One issue that women worry about is false positives. Some mammograms do come back with abnormal readings. However, only about 10 percent of those end up as actual incidences of breast cancer. Admittedly, receiving such a false positive can be traumatic. But further tests can be conducted to confirm or discount the diagnosis. Is a day or two of potential worry worth the benefit of early detection and associated treatment, which could save your life? It is exceedingly rare for a false positive to result in unwarranted treatment.

Myths and misconceptions about mammograms:

  • Should women skip mammograms if they don’t have a family history of breast cancer?

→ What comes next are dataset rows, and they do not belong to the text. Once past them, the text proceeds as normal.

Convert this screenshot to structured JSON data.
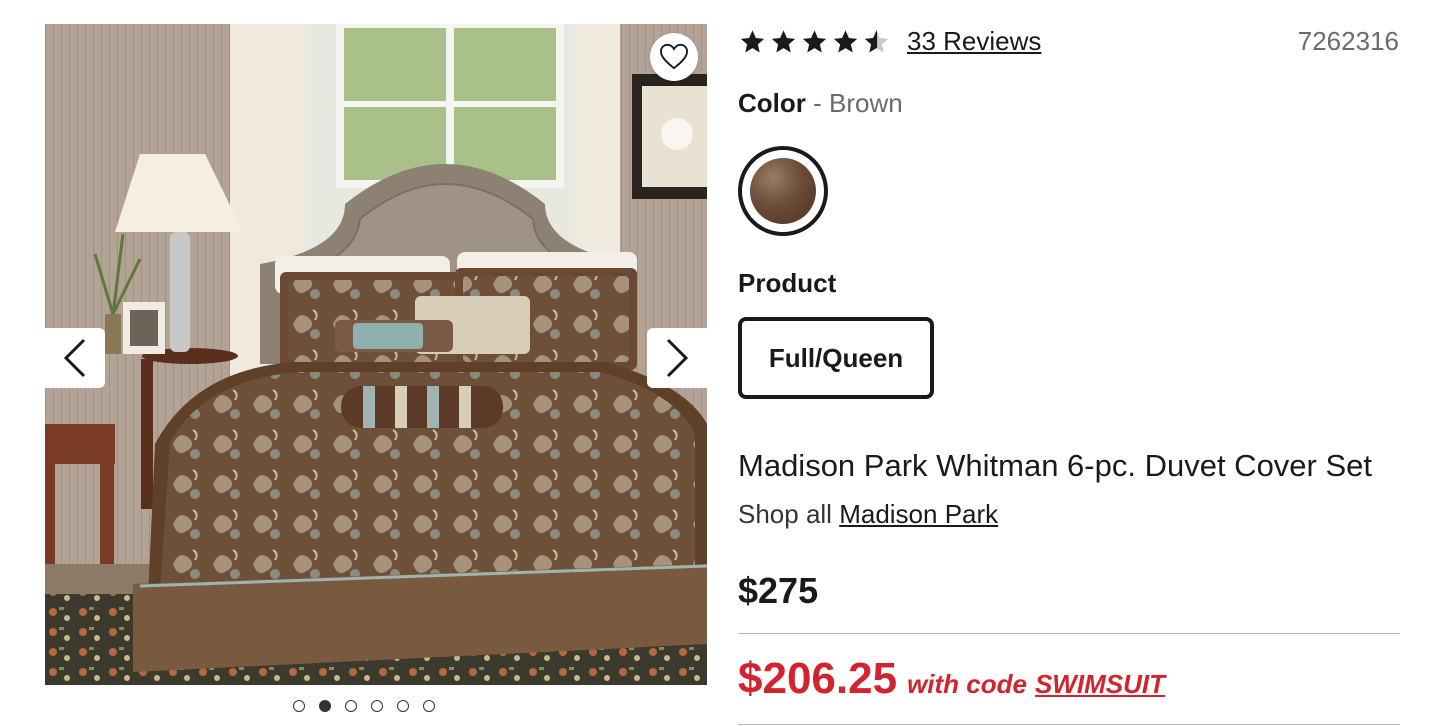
{
  "gallery": {
    "image_alt": "Madison Park Whitman 6-pc. Duvet Cover Set",
    "wishlist_icon": "heart-icon",
    "prev_icon": "chevron-left-icon",
    "next_icon": "chevron-right-icon",
    "slide_count": 6,
    "active_slide": 2
  },
  "rating": {
    "stars": 4.5,
    "reviews_label": "33 Reviews"
  },
  "sku": "7262316",
  "color": {
    "label": "Color",
    "separator": " - ",
    "value": "Brown",
    "swatch_color": "#6b4d38"
  },
  "product_option": {
    "label": "Product",
    "selected": "Full/Queen"
  },
  "title": "Madison Park Whitman 6-pc. Duvet Cover Set",
  "brand": {
    "prefix": "Shop all",
    "name": "Madison Park"
  },
  "pricing": {
    "original": "$275",
    "sale": "$206.25",
    "sale_note": "with code",
    "promo_code": "SWIMSUIT",
    "sale_color": "#d1242f"
  }
}
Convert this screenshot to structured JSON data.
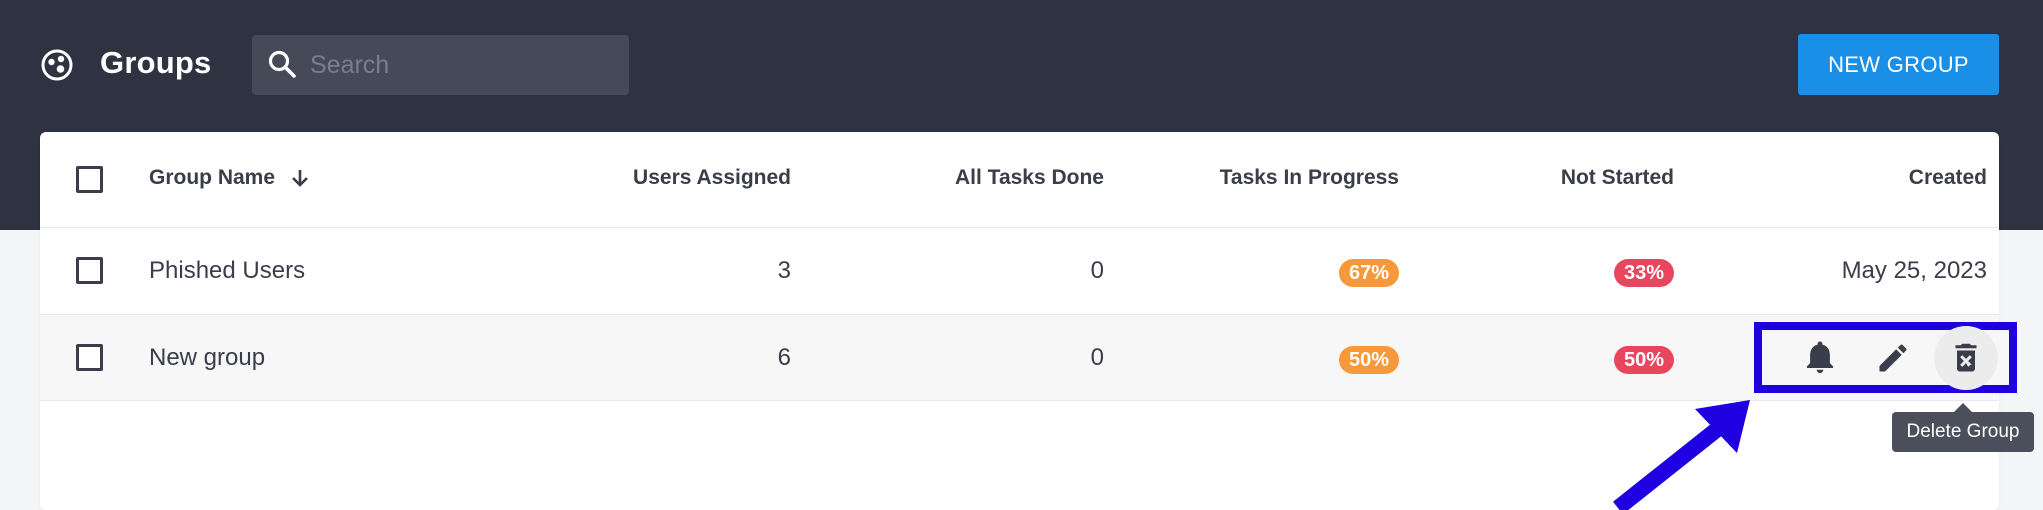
{
  "app": {
    "title": "Groups"
  },
  "search": {
    "placeholder": "Search",
    "value": ""
  },
  "toolbar": {
    "new_group_label": "NEW GROUP"
  },
  "table": {
    "columns": {
      "name": "Group Name",
      "users": "Users Assigned",
      "done": "All Tasks Done",
      "progress": "Tasks In Progress",
      "not_started": "Not Started",
      "created": "Created"
    },
    "rows": [
      {
        "name": "Phished Users",
        "users": "3",
        "done": "0",
        "progress": "67%",
        "not_started": "33%",
        "created": "May 25, 2023"
      },
      {
        "name": "New group",
        "users": "6",
        "done": "0",
        "progress": "50%",
        "not_started": "50%",
        "created": ""
      }
    ]
  },
  "actions": {
    "icons": [
      "bell-icon",
      "pencil-icon",
      "delete-icon"
    ]
  },
  "tooltip": {
    "text": "Delete Group"
  },
  "colors": {
    "topbar": "#2f3241",
    "accent": "#1a8fe8",
    "badge_progress": "#f7983a",
    "badge_not_started": "#e8455f",
    "highlight": "#1e00e0"
  }
}
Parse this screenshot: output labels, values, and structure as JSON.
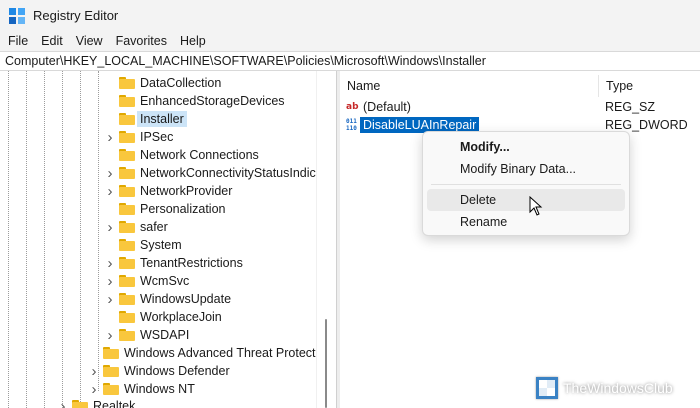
{
  "window": {
    "title": "Registry Editor",
    "app_icon": "registry-editor-icon"
  },
  "menu": [
    "File",
    "Edit",
    "View",
    "Favorites",
    "Help"
  ],
  "address": "Computer\\HKEY_LOCAL_MACHINE\\SOFTWARE\\Policies\\Microsoft\\Windows\\Installer",
  "tree": {
    "items": [
      {
        "label": "DataCollection",
        "expandable": false,
        "selected": false
      },
      {
        "label": "EnhancedStorageDevices",
        "expandable": false,
        "selected": false
      },
      {
        "label": "Installer",
        "expandable": false,
        "selected": true
      },
      {
        "label": "IPSec",
        "expandable": true,
        "selected": false
      },
      {
        "label": "Network Connections",
        "expandable": false,
        "selected": false
      },
      {
        "label": "NetworkConnectivityStatusIndicator",
        "expandable": true,
        "selected": false
      },
      {
        "label": "NetworkProvider",
        "expandable": true,
        "selected": false
      },
      {
        "label": "Personalization",
        "expandable": false,
        "selected": false
      },
      {
        "label": "safer",
        "expandable": true,
        "selected": false
      },
      {
        "label": "System",
        "expandable": false,
        "selected": false
      },
      {
        "label": "TenantRestrictions",
        "expandable": true,
        "selected": false
      },
      {
        "label": "WcmSvc",
        "expandable": true,
        "selected": false
      },
      {
        "label": "WindowsUpdate",
        "expandable": true,
        "selected": false
      },
      {
        "label": "WorkplaceJoin",
        "expandable": false,
        "selected": false
      },
      {
        "label": "WSDAPI",
        "expandable": true,
        "selected": false
      },
      {
        "label": "Windows Advanced Threat Protection",
        "expandable": false,
        "selected": false
      },
      {
        "label": "Windows Defender",
        "expandable": true,
        "selected": false
      },
      {
        "label": "Windows NT",
        "expandable": true,
        "selected": false
      },
      {
        "label": "Realtek",
        "expandable": true,
        "selected": false
      }
    ]
  },
  "values_pane": {
    "columns": {
      "name": "Name",
      "type": "Type"
    },
    "rows": [
      {
        "name": "(Default)",
        "type": "REG_SZ",
        "icon": "string-value-icon",
        "icon_text": "ab"
      },
      {
        "name": "DisableLUAInRepair",
        "type": "REG_DWORD",
        "icon": "binary-value-icon",
        "icon_text": [
          "011",
          "110"
        ]
      }
    ]
  },
  "context_menu": {
    "items": [
      {
        "label": "Modify...",
        "bold": true
      },
      {
        "label": "Modify Binary Data..."
      },
      {
        "label": "Delete",
        "hover": true
      },
      {
        "label": "Rename"
      }
    ]
  },
  "watermark": {
    "text": "TheWindowsClub"
  },
  "colors": {
    "selection": "#0067c0",
    "tree_selection": "#cce4f7",
    "folder": "#f9c73d",
    "accent": "#1e88e5"
  }
}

Skipping screenings procedures is inadvisable because many women develop the disease without family histories of breast cancer. So, screenings should be done on a regular basis regardless of family history.

  • Do Mammograms cause cancer because of radiation?


X-rays for mammography use radiation, but they produce about the same low-dose radiation as dental x-rays. Standards set by the Mammography Quality Standards Act (MQSA) dictate the radiation levels are set as low as possible for levels to still produce clear, useable images.

  •  If I feel fine, can I skip the procedure?


Some women might self-diagnose and believe that early-stage breast cancer will present identifiable symptoms. In most cases, examination is the only way to find a suspicious mass before symptoms are present.

  • If I’m older, can I skip my mammogram?


Older women might feel they don’t need diagnostic scans. However, they are most at risk for breast cancer. With early detection, senior women have a great opportunity to pursue treatment and fully recover.

As with other areas of your personal health, it’s important you take control of your own body. If your physician fails to recommend a mammogram, but you feel you are in a higher risk group, be sure to speak up. You can also take preventive steps at home by regularly performing self-examinations to find lumps or suspicious changes. By being proactive, you can potentially catch breast cancer in its earliest stages and begin treatment so you can lead a long and healthy life.

Talk to a physician at Mountains Community Hospital to learn more about mammograms. Visit www.mchcares for information.